In 1993, I got my first email address from AOL. Then, four years later, a colleague introduced me freedom of an email.com address and I gladly abandoned my AOL account. A few years later I got to know Eudora. Good things happened when I got my welcome letter from the Gmail team on March 23, 2005, and since then I’ve incorporated more than twelve different accounts into Gmail – from numerous providers. I still have my email.com address, though the customer service is deplorable and the cost of maintaining it is rising.
Soooo…I know where to find stuff. Well, there are times when Gmail’s overzealous spam filters bury people in between hair loss remedies, medical miracle drugs, nursing school opportunities, and hey…I have friends in Kenya who want to borrow money. Nevertheless, I feel oddly comforted that something in my life is uncomplicated. And I’m thankful.
A brilliant little quote from Dr. Mimi Haddad from the article, “Fifty Shades of Grey: A Trilogy of Deceit, Collusion, and Domination.”
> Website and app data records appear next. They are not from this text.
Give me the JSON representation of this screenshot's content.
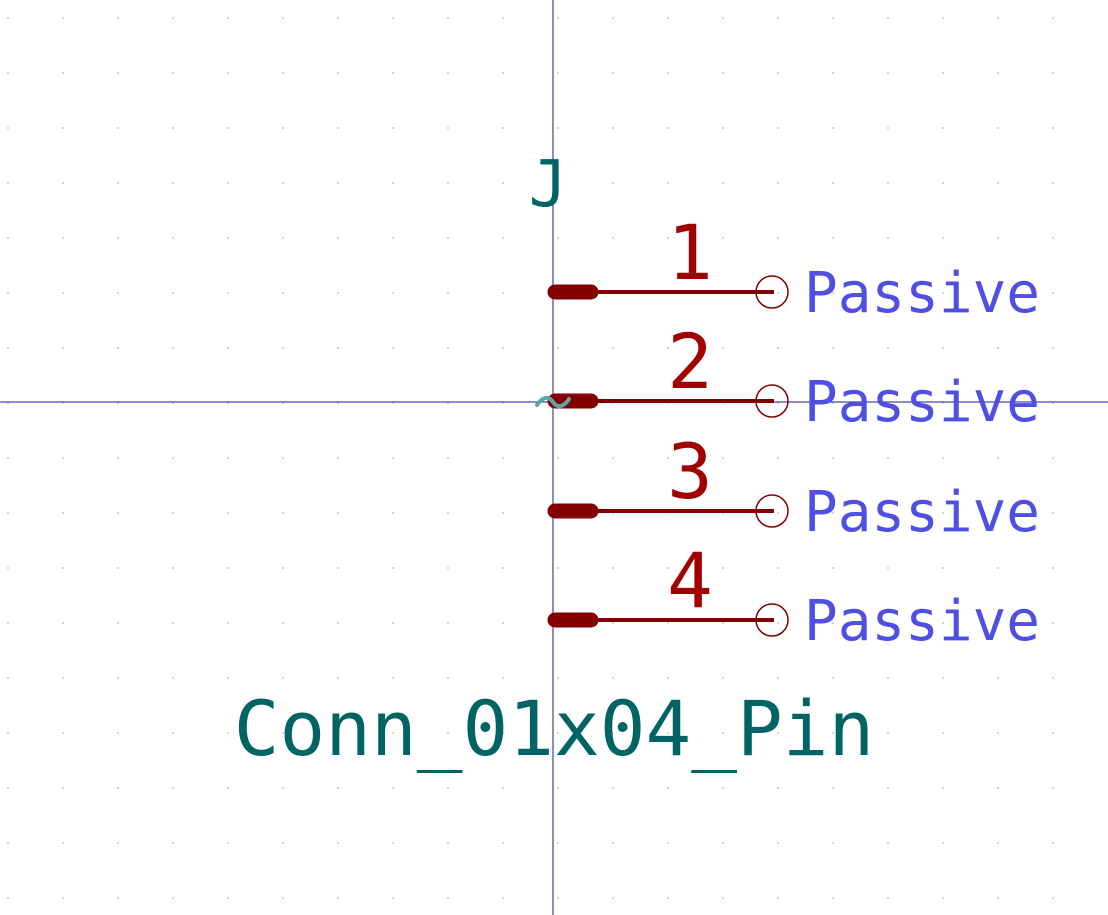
{
  "symbol": {
    "reference": "J",
    "value": "Conn_01x04_Pin"
  },
  "pins": [
    {
      "number": "1",
      "type": "Passive"
    },
    {
      "number": "2",
      "type": "Passive"
    },
    {
      "number": "3",
      "type": "Passive"
    },
    {
      "number": "4",
      "type": "Passive"
    }
  ],
  "colors": {
    "background": "#ffffff",
    "grid_dot": "#c8c8c8",
    "axis": "#1a1a8c",
    "pin": "#840000",
    "pin_number": "#a00000",
    "pin_type": "#4f4fe6",
    "field_text": "#006464",
    "anchor": "#5aa6aa"
  },
  "icons": {
    "anchor": "anchor-tilde-icon",
    "pin_end": "pin-endpoint-circle-icon"
  }
}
The collective suffering of women worldwide is the result of abuses of power, pervasive in many different cultures. Patriarchy–male dominance, is entrenched within the major faith traditions, including Christianity. The “he will rule over you” of Genesis 3:16 was one of the first consequences of sin in the garden. But unlike death, toil, and work, or even pain in child-birth–all the effects of sin–male rule has been elevated and advanced as a biblical ideal by Christian leaders throughout history. Christians resist death; we oppose the thorns and thistles of labor through technology and agriculture just as we work to improve the experiences of childbearing. Yet, male authority and rule receive an enduring endorsement from the church, making it harder to question and challenge without the fear of opposing God as well.
You can read the full article here.
Dr. Mimi Haddad is president of Christians for Biblical Equality. She is a graduate of the University of Colorado and Gordon Conwell Theological Seminary. She holds a PhD in historical theology from the University of Durham, England. She and her husband, Dale, live in the Twin Cities. Follow her on Twitter @Mimi_CBE.
I heard the rabbi say, “Stop arguing on facebook.” I took him seriously.
I have a self-imposed ban in place to avoid reading blogs where the main purpose of the blog post is to sensationalize issues and thereby draw a great amount of attention to the author. Fame is one of those things that few are able to manage without a great deal of sin. It does things, creeps up on us slowly, and before we know it, we think more highly of ourselves than we should. The need to be greater and have power over others is a temptation few can pass up.
When an author adores the sight of his/her own words, rather than displaying a concern for the people s/he’s reaching with the words, it’s usually difficult for me to cut through all the crap to find a purpose in the post. The sharpness of his/her tongue (or in this case, fingers) and the little bits and pieces s/he leaves in place of a person, takes my breath away and leaves me speechless. What ensues, after the multi-paragraph rant, is usually a flood of comments from people who get caught up in the frenzy and lose their way and forget to love their neighbor. And I feel defeated and embarrassed, and even angry for letting my eyes and mind participate.
I heard the rabbi say, “Love your neighbor.” That is proving to be a more difficult than I imagined. I took Him seriously.